** Opening Data section block **

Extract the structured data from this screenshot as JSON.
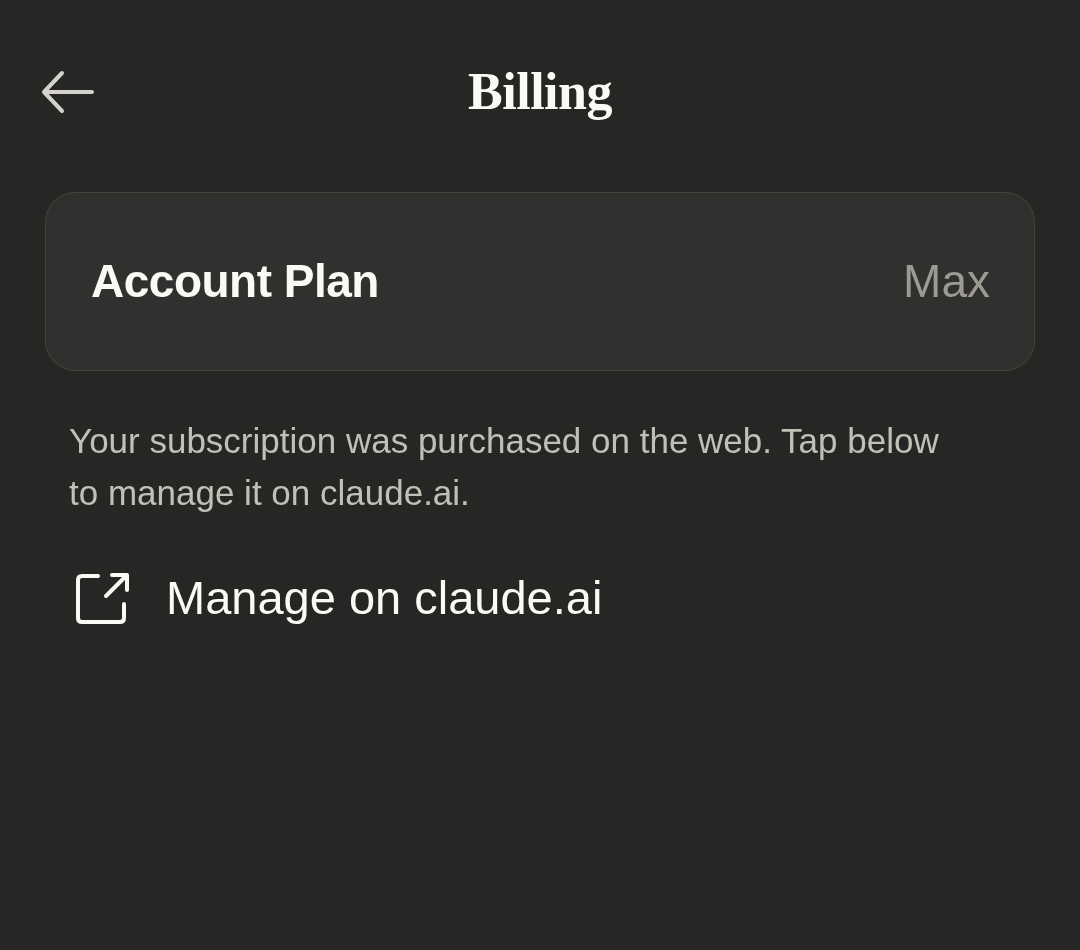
{
  "header": {
    "title": "Billing"
  },
  "plan_card": {
    "label": "Account Plan",
    "value": "Max"
  },
  "description": "Your subscription was purchased on the web. Tap below to manage it on claude.ai.",
  "manage_link": {
    "label": "Manage on claude.ai"
  }
}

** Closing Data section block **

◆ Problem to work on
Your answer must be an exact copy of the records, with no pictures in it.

◆ Answer for this exercise
Extract the structured data from this screenshot as JSON.
{
  "header": {
    "title": "Billing"
  },
  "plan_card": {
    "label": "Account Plan",
    "value": "Max"
  },
  "description": "Your subscription was purchased on the web. Tap below to manage it on claude.ai.",
  "manage_link": {
    "label": "Manage on claude.ai"
  }
}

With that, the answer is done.